The Morrow Family Saga, Book Three: Laughing,Chapter Nineteen

Toffer walked through the door to find a clean house. His eyebrows raised in surprise. The boy had learned something, after all.  As he toured the house, he was amazed to see that dishes had been washed and put back in their place, clothes had been washed, and nothing had been broken.

The boy was improving. Toffer could only hope that the boy could change other habits in the same way. But it would have to be soon. Before it was too late.

Still, learning how to clean up after himself was a major step, and Toffer was proud of him. He was glad the boy had learned now, before he lost all help to the inevitable. Toffer knew it was only a matter of time before he was found guilty of all crimes he’d been accused of and that many of those crimes carried a death penalty. He was willing to accept that.

He just hoped he could get Toby to own up to his crimes as well. He wasn’t holding his breath. The boy was too deep into his ways to hold out much hope for. It was sad, too.

But Toffer knew it could be done.  But would Toby do it? He doubted it. the boy enjoyed committing crime too much. But he knew himself to be to blame. After all, he had taught the boy that the laws didn’t apply to him.

He regretted that now. He regretted everything. Looking back, he had destroyed everything. At least everything that mattered.

He had made the two of them homeless. Penniless. Jobless. Hopeless.

He could think of a million words to describe the new low to which the family, he and the boy, had found themselves. None quite fit. But all pointed back to him. The boy was as he had allowed him to become. Taught him to be.

Sad, really. He had taught him to break the law for personal gain. He had taught him that there would be no penalty for doing so. In doing so, he had taught the boy a lie.

There was always a cost. Everything, every decision, had a cost. Sometimes, the deed wasn’t worth the cost. Especially when it meant breaking the law.

Toffer went to his office and sat down behind the desk. He inspected it. No one had attempted to find the secret compartment. Good.

He felt under the desk and found the button that unlocked the compartment. pushing it, he waited for the small hidden door to spring open. Pulling the drawer out, he removed the file there and began to read. It was his original reason for becoming he monster he had been.

Opening the main drawer, he pulled put a legal pad. Grabbing his pen, he began to write a confession. On each page, he detailed each stage of his plan. The murder of his father. The degradation of the company. The vampire-like way he drained a company, already deep in financial trouble, of all profits. How he ripped off his workers.

He held nothing back. Rape. Extortion. Murder. Theft.

He even bared his soul on how he raised his son. Bad behavior was rewarded, good was ignored. He admitted to allowing the boy to run wild and letting him do whatever he wanted. Nothing was ever punished.

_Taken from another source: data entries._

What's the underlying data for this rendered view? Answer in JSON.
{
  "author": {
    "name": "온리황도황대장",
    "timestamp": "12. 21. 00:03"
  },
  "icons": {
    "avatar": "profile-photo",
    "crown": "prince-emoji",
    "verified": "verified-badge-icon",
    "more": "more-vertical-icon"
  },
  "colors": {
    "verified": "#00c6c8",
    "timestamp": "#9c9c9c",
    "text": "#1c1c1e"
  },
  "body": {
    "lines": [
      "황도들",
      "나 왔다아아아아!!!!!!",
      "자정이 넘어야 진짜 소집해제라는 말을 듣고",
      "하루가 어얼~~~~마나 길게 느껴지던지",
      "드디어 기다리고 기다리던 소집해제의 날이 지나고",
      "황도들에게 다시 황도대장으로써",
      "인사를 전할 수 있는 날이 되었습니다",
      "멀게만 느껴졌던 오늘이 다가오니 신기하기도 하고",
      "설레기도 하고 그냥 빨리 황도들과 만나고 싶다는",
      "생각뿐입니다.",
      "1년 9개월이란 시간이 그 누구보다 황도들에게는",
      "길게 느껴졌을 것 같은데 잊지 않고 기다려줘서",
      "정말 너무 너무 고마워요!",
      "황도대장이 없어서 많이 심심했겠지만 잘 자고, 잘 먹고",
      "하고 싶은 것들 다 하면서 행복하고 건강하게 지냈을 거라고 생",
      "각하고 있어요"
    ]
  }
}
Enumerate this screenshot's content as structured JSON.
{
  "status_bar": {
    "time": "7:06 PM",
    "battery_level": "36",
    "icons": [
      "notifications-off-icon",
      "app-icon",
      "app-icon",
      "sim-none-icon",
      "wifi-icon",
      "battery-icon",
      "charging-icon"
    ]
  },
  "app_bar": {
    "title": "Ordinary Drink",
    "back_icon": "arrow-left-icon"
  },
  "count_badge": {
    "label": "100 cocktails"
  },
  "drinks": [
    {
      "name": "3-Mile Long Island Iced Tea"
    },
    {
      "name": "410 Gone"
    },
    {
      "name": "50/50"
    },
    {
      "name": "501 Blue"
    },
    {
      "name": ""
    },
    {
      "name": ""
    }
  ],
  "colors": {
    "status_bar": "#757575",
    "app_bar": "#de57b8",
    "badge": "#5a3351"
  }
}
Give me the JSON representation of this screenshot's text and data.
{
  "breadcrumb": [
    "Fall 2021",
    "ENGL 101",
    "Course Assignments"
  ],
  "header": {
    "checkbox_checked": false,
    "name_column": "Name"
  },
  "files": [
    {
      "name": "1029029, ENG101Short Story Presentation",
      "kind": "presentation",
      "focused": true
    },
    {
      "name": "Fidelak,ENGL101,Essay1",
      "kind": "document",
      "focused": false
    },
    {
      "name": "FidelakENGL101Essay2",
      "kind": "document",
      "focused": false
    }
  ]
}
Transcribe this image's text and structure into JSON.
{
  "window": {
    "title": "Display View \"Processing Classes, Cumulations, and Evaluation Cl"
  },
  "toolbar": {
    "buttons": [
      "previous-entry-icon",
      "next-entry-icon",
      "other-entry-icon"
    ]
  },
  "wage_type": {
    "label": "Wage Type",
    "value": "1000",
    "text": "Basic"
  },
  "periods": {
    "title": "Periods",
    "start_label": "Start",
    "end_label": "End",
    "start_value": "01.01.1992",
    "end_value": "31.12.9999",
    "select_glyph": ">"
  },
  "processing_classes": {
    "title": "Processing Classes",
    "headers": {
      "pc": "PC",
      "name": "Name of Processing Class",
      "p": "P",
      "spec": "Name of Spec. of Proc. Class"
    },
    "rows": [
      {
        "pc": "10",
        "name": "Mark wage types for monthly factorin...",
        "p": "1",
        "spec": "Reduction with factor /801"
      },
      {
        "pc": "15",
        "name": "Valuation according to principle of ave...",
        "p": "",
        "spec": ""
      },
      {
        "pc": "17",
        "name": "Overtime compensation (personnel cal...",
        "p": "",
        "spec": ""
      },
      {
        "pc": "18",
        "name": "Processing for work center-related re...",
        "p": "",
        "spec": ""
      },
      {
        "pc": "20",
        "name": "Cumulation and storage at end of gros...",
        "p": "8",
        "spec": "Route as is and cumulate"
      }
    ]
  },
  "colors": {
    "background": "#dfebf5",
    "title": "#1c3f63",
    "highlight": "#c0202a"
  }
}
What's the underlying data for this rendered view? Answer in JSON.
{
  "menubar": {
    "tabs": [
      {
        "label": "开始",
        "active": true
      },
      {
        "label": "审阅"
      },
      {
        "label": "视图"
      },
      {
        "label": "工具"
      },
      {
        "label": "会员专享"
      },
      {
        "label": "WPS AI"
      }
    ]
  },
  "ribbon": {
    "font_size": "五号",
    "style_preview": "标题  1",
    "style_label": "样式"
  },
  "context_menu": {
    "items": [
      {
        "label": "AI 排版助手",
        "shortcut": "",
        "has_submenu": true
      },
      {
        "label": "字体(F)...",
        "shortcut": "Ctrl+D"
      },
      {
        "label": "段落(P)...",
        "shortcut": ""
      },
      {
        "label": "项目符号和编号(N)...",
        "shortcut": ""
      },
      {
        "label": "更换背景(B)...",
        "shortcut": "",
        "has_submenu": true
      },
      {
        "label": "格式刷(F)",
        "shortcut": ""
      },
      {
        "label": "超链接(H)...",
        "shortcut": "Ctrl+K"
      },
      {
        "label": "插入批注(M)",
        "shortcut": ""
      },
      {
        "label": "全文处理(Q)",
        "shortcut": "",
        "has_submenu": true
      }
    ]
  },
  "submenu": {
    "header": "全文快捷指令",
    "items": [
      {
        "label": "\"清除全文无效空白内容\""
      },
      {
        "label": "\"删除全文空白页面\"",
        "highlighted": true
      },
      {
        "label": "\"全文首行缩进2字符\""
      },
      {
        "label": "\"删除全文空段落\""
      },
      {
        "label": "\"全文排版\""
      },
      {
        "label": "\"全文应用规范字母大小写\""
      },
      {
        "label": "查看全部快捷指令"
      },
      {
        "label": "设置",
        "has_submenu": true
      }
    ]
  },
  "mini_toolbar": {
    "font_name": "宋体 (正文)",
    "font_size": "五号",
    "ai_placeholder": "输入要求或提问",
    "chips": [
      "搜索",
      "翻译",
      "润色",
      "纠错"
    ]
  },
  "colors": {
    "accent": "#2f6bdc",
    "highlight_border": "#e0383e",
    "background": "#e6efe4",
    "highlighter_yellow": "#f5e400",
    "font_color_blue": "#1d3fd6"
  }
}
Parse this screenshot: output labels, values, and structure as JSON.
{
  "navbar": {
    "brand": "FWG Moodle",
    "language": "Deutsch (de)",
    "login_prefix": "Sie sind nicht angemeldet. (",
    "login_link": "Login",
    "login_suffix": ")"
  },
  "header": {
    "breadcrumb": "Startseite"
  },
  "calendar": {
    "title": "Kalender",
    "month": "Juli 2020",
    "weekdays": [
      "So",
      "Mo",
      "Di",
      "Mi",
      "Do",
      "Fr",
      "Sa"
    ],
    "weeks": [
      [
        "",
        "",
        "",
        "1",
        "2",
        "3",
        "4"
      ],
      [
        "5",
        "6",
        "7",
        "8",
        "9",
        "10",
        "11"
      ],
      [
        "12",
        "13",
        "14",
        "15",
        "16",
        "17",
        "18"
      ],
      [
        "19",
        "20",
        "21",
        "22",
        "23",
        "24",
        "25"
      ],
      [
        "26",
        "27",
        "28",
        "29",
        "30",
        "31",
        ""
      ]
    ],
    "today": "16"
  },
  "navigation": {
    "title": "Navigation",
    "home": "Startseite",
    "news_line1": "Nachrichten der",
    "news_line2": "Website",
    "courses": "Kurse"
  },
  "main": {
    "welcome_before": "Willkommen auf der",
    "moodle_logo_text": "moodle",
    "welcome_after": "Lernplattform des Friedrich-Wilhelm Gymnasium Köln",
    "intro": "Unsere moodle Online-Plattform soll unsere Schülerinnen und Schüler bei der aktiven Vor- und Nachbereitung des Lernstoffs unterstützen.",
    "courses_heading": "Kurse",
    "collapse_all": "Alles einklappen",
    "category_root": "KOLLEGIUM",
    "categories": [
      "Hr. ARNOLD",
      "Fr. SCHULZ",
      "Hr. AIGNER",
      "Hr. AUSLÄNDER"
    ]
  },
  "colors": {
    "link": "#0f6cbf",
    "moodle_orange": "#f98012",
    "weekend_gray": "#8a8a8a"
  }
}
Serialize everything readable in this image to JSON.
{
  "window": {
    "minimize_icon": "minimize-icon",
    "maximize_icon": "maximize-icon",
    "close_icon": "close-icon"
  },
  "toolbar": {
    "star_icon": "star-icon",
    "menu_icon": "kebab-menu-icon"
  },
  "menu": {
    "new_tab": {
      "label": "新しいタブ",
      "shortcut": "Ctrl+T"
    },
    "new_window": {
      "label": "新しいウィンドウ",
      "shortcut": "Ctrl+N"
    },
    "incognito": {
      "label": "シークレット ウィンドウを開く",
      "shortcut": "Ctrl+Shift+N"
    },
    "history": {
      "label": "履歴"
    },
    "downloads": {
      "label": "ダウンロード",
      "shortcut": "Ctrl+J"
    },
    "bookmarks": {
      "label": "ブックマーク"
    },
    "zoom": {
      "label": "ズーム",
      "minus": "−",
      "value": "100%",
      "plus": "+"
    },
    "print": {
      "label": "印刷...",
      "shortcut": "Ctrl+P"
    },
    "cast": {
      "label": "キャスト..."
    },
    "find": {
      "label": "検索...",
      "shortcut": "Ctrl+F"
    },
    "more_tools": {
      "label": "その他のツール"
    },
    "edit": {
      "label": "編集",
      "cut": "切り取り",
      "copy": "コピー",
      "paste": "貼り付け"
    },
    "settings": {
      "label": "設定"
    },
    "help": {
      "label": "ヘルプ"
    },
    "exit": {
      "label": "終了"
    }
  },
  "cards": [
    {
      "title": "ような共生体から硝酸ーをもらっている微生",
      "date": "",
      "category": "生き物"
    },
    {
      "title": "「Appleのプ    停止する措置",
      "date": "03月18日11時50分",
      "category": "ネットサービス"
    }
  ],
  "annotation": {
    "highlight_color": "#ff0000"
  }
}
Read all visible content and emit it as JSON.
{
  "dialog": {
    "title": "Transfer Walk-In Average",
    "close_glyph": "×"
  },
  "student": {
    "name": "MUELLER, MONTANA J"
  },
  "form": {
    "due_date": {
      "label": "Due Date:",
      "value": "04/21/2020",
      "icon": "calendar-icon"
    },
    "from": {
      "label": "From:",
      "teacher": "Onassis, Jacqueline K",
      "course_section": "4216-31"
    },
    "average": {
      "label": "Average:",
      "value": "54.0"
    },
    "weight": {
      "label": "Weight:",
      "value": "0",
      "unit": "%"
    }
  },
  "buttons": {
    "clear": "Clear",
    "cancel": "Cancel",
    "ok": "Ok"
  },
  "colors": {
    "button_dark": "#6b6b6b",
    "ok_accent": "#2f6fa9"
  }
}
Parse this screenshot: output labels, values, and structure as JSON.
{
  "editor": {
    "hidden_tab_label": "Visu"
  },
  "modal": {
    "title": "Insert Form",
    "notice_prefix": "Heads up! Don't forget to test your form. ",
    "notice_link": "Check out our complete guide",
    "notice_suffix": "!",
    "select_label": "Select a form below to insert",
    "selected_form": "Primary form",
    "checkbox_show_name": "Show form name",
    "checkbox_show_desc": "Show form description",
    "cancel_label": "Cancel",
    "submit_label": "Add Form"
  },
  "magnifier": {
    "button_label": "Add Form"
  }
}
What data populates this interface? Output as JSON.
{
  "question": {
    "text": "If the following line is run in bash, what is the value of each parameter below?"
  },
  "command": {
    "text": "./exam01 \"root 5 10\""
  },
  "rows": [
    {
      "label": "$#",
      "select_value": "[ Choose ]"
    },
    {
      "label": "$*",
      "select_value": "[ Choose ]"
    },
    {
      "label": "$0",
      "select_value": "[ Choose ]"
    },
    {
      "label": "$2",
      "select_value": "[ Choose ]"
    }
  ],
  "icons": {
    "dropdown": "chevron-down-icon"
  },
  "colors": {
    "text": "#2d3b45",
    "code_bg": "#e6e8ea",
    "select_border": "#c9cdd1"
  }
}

Hell. He even admitted to being guilty of physically abusing his son. Hitting him for no reason. Verbally breaking him down and berating him for doing anything good.

He knew his days were numbered. He was assured of the death penalty for at least half the charges he would receive. He knew that. Or, at the very least, life without parole. Why not go on his own terms and with a clear conscience?


Joey Veraggio was the son of Gianni “Johnnie” Veraggio. Johnnie was the boss of the Veraggio syndicate, one of the few left from the old families. The Mafia had changed since the 20’s and 30’s. They no longer bootlegged. Extortion, blackmail, unions, and gambling were still hot items but they no longer killed unless there was no other recourse. At least, that was Gianni’s way.

Money wasn’t enough to make him want anyone dead. In pain, well, that was another matter altogether. But dead, no. A dead man could not repay a debt.

He wasn’t, however, against taking away someone’s livelihood. Just as he had done to Toffer French. Maybe he would recruit the boy for a few jobs. He seemed to hold promise. But not the old man. The old man could only help run the company.

Gianni was willing to allow the old man to go down. Hell. A little prison might do the man good. He sure as hell hadn’t been very good at the business he’d been left.

The elder Mafioso could remember Baltus French. Baltus, though cruel and crooked, hhad been half way decent as a man. His morals weren’t completely lacking. After all, Baltus would never stoop so low as to blackmail or to rape. And killing had been the last resort in any business proposition.

Nor would the elder French ever do business with the likes of Gianni Veraggio, unless it was selling his most quality products and installing them personally. He had been too proud to ask for money unless it was for a sale he’d made. A man worth respecting.

But Toffer would have, and had, shamed his father’s memory. yes, Baltus would be ashamed of his son…and his grandson.  They didn’t deserve to wear the French name. Nor did they deserve to have the company built by Toffer’s grandfather.

Gianni shook his head. It would take Toffer the rest of his life to repay the debt he owed. But the boy. Toby would be easy to turn. He would be easy to teach.

All he had to do was break Toby of a few really bad habits. If he couldn’t be broken, he would have to be dealt with in another way. But how? Being sent to war?

After all, there was another war brewing and by the time it was in full swing, Toby would be of age to be drafted. Perhaps, if the threat of being shipped out was held over his head, the boy would break all his bad habits. It was worth a try.